What to do>
Please copy each line of the data that includes the string "directed".

The input>

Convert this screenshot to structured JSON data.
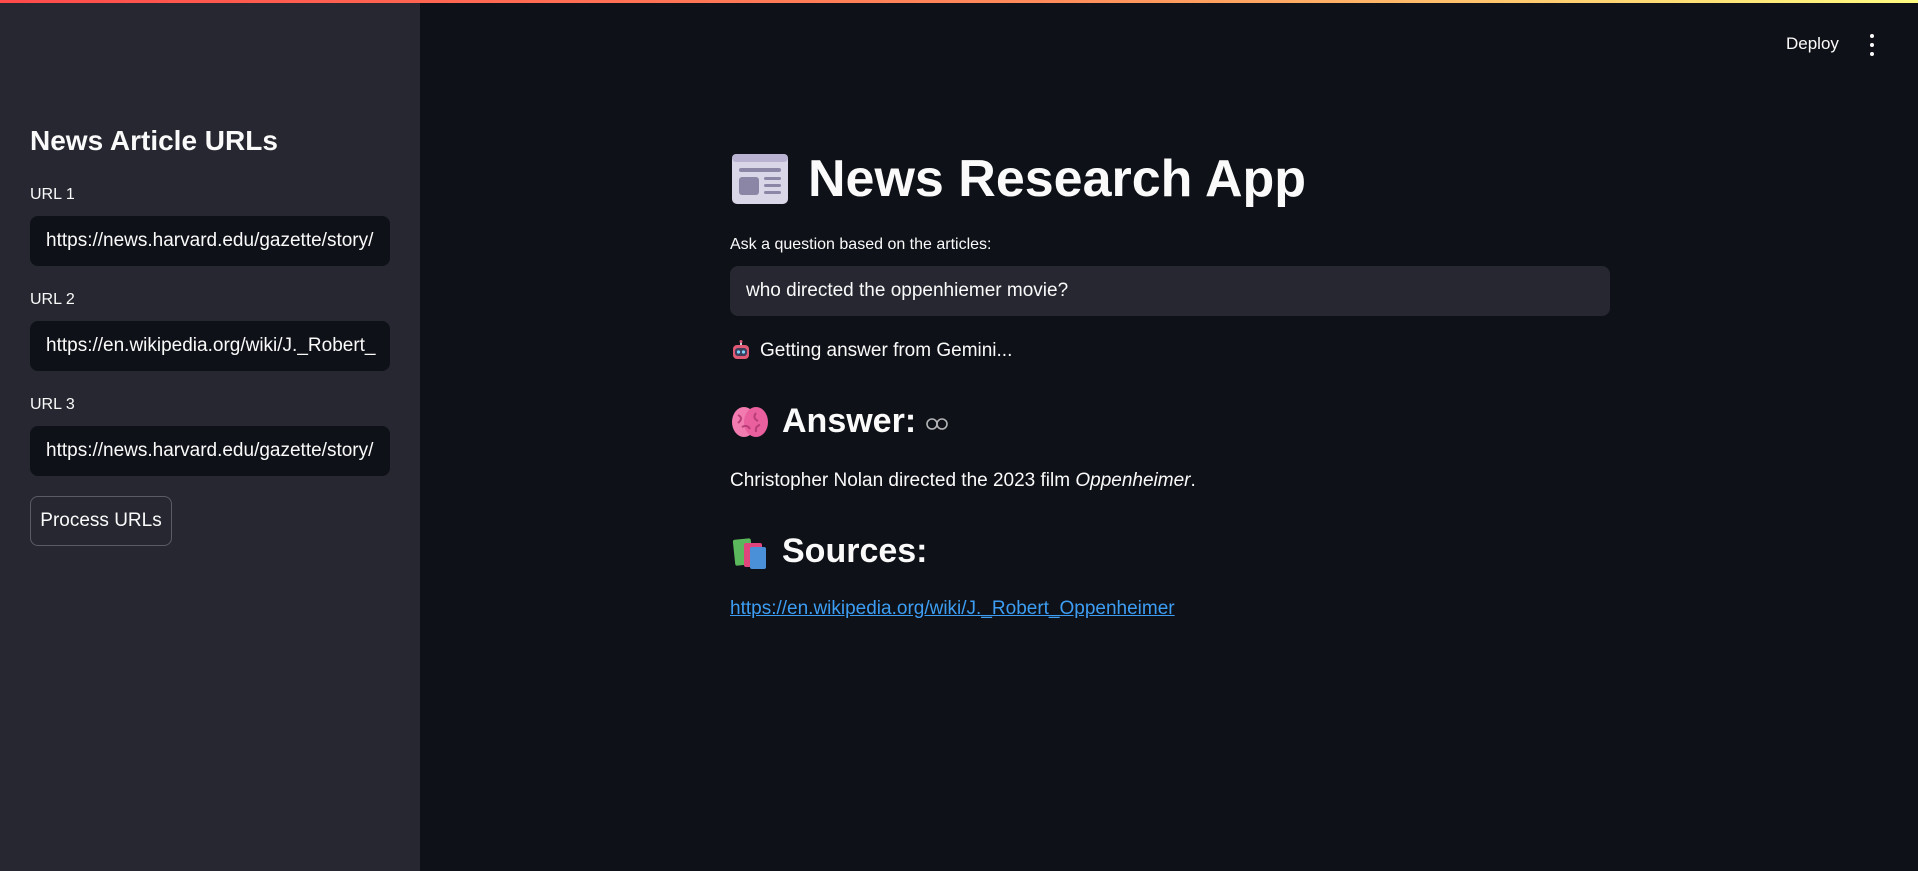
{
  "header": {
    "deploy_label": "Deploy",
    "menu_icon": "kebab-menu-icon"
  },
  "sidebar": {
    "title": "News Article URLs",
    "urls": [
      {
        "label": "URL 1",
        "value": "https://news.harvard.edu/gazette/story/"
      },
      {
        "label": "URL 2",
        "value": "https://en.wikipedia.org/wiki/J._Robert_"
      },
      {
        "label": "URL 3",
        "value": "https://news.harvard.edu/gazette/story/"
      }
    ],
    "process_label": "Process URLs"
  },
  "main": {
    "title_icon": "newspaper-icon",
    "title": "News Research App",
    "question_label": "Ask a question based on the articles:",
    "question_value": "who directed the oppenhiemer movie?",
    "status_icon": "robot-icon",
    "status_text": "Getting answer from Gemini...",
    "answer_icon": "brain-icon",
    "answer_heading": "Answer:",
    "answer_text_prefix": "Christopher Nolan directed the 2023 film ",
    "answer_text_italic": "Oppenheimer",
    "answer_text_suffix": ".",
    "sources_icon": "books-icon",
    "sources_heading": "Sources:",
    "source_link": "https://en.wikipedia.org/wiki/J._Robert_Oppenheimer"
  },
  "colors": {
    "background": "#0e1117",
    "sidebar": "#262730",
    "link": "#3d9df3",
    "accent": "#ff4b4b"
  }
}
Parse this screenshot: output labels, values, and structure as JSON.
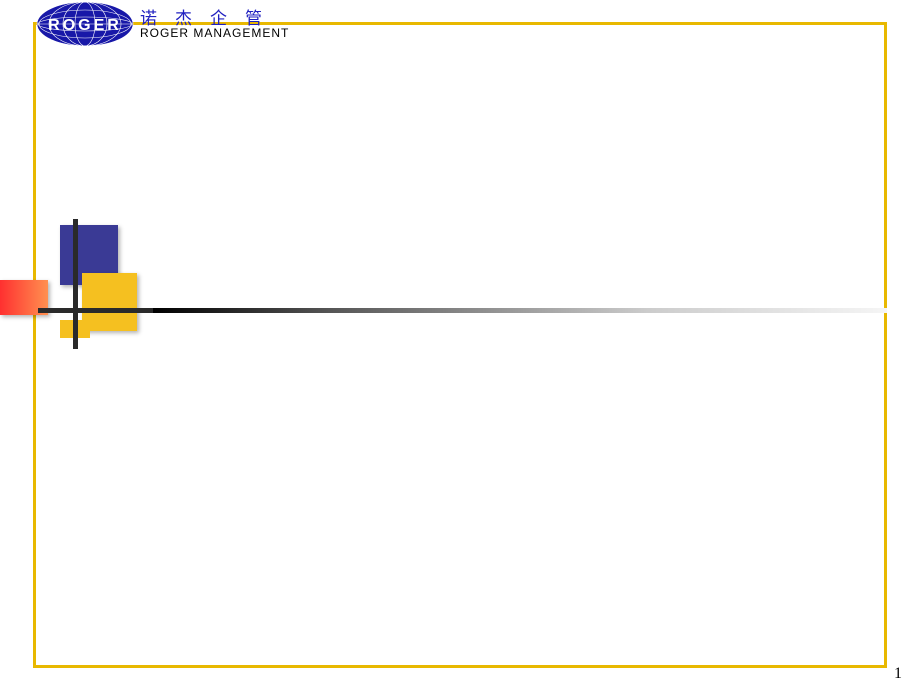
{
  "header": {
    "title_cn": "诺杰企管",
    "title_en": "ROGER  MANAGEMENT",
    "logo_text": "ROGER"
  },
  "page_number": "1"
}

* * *

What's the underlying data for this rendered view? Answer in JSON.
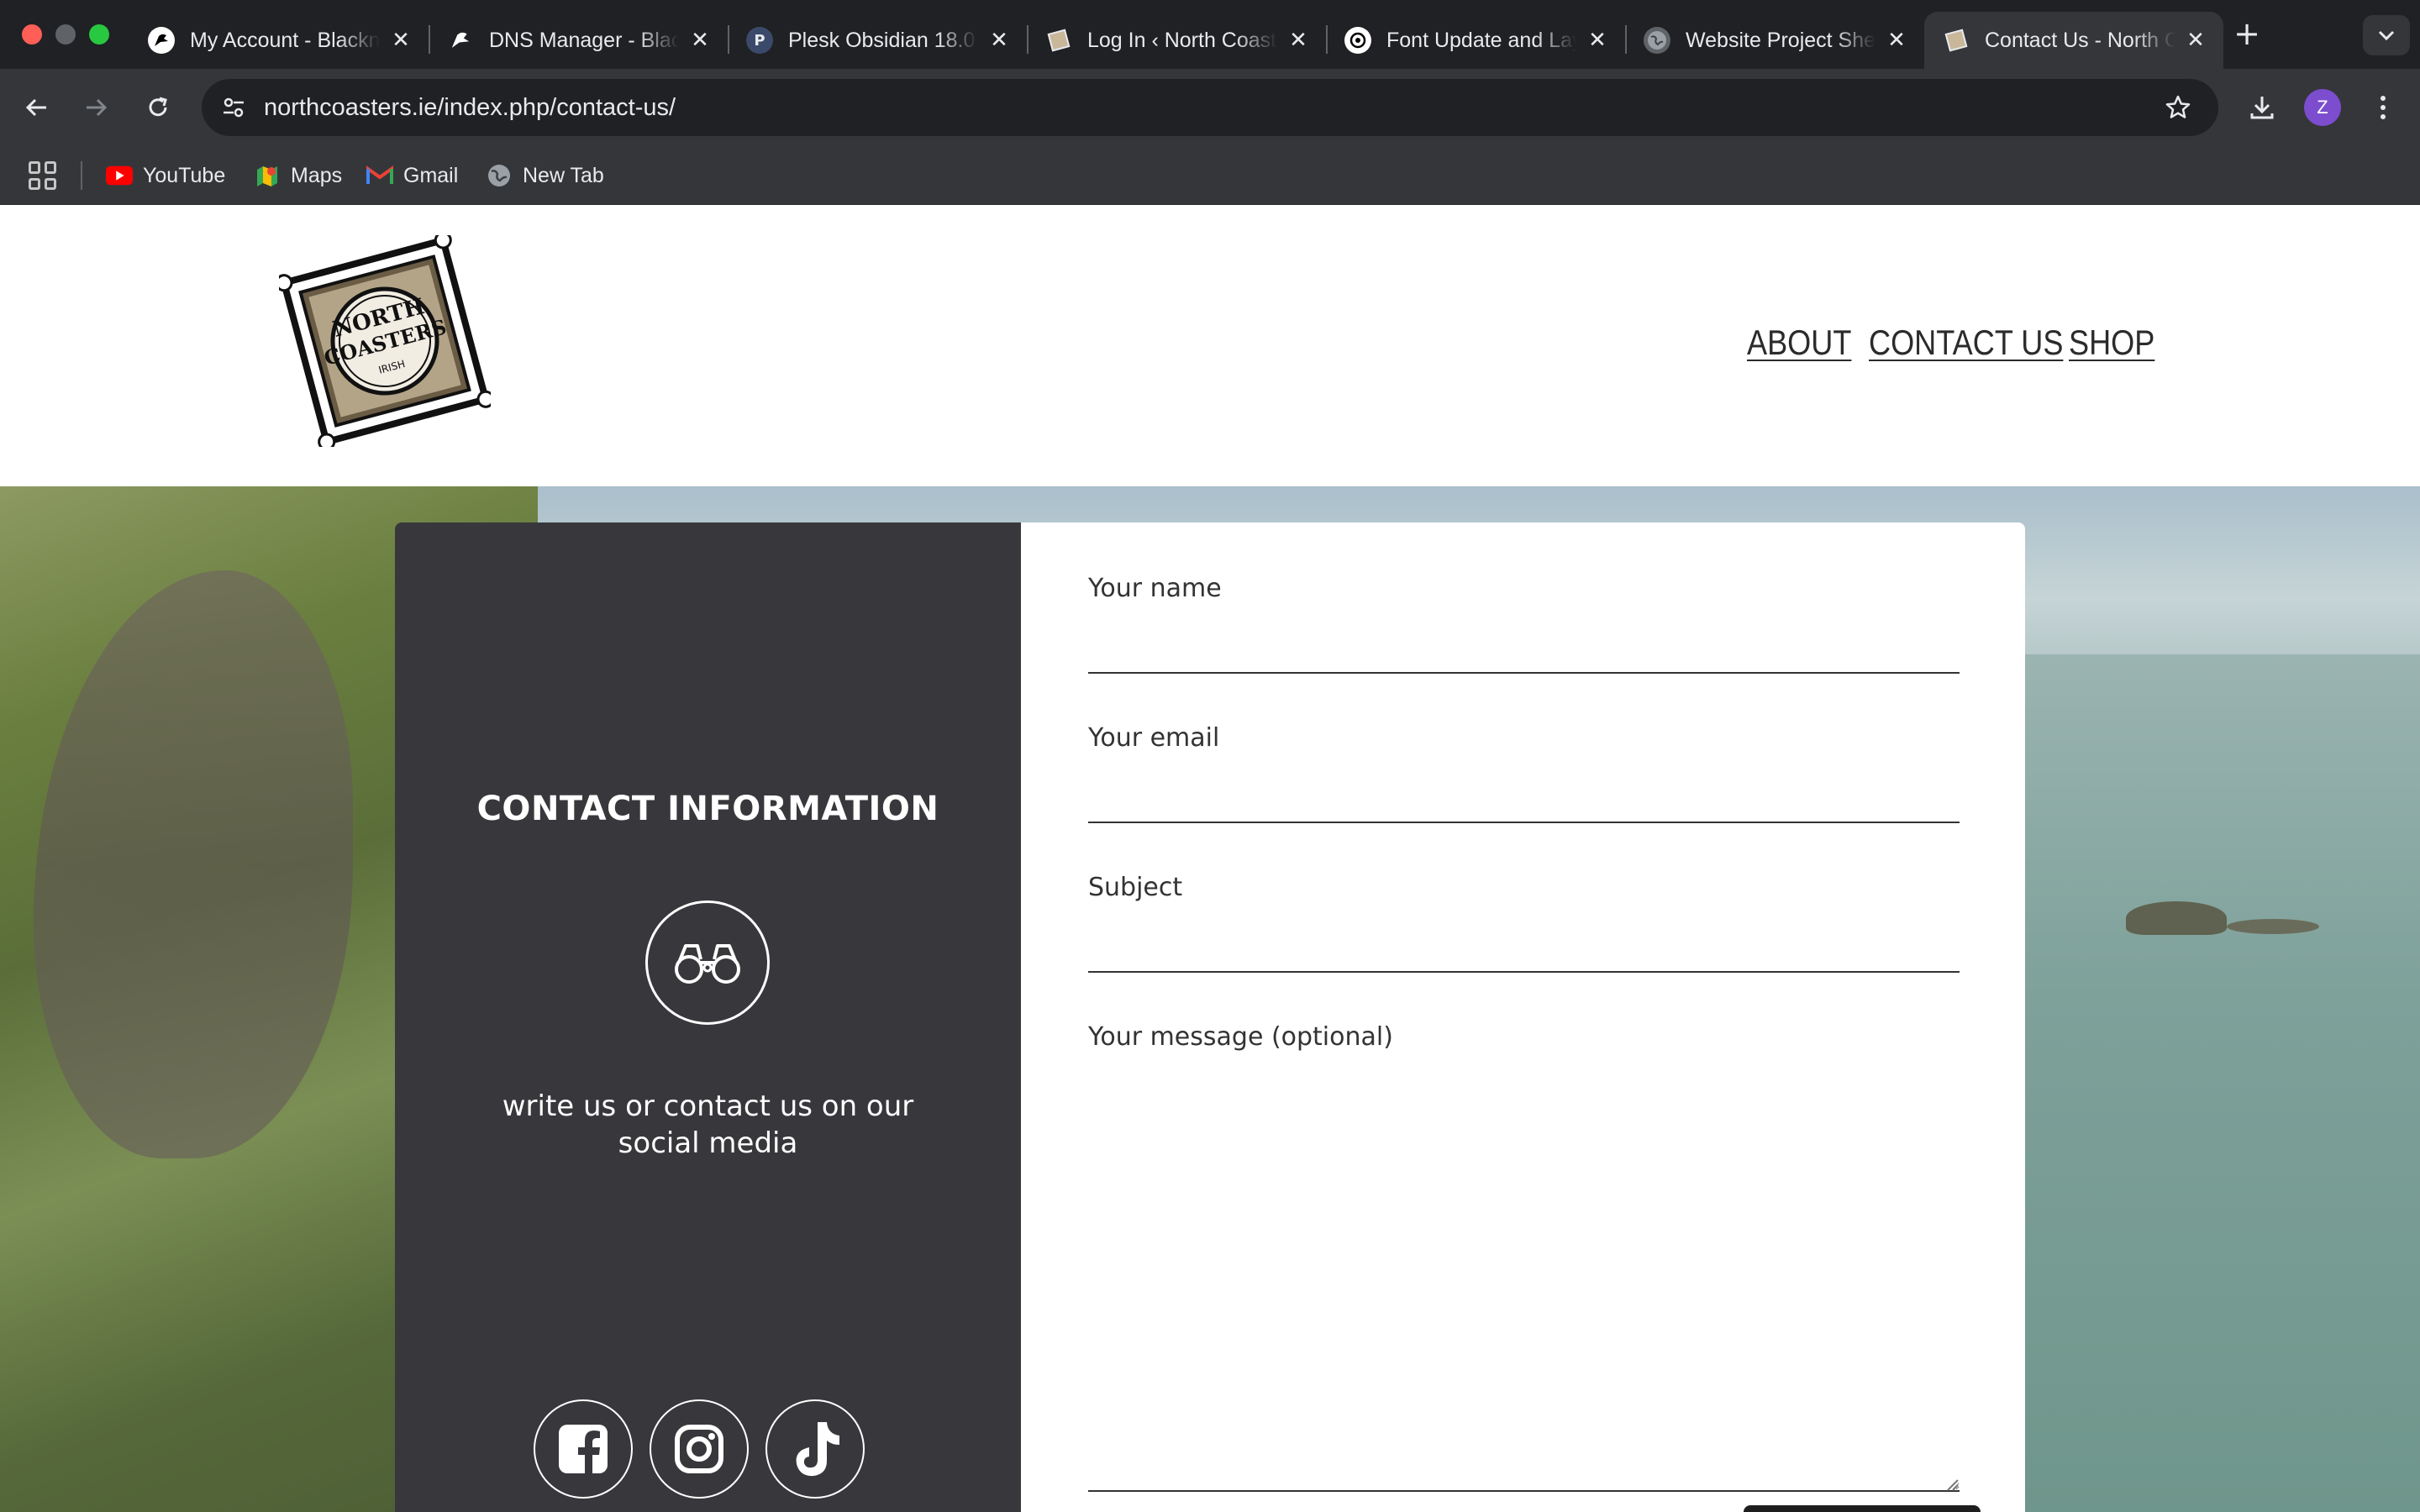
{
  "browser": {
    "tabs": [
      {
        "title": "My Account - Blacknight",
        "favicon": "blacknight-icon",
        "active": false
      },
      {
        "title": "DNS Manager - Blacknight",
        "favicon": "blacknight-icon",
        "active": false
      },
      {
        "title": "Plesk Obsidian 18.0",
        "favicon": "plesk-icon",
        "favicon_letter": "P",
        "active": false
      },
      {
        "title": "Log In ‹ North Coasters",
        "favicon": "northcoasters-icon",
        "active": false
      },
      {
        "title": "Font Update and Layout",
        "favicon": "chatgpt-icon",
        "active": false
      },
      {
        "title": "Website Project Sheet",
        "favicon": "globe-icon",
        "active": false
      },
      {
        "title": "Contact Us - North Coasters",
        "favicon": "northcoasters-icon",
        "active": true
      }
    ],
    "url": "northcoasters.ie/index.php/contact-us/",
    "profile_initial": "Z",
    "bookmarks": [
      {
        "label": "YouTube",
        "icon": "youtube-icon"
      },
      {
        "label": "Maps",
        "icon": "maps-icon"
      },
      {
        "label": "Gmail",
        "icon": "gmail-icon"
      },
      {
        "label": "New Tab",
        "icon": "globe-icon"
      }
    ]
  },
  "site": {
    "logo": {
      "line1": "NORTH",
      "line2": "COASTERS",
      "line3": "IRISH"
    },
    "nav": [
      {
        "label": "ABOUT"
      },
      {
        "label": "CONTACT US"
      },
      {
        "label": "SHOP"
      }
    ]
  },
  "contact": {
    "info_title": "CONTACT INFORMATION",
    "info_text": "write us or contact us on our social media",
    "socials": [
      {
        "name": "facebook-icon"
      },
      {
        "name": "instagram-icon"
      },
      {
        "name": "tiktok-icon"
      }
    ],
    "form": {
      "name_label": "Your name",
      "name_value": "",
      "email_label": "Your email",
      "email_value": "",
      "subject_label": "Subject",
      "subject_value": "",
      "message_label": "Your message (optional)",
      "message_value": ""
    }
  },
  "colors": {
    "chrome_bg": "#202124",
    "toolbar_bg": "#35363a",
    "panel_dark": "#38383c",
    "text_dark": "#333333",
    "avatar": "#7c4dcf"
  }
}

Output of the task>
    "question_value": "who directed the oppenhiemer movie?",
    "answer_text_prefix": "Christopher Nolan directed the 2023 film ",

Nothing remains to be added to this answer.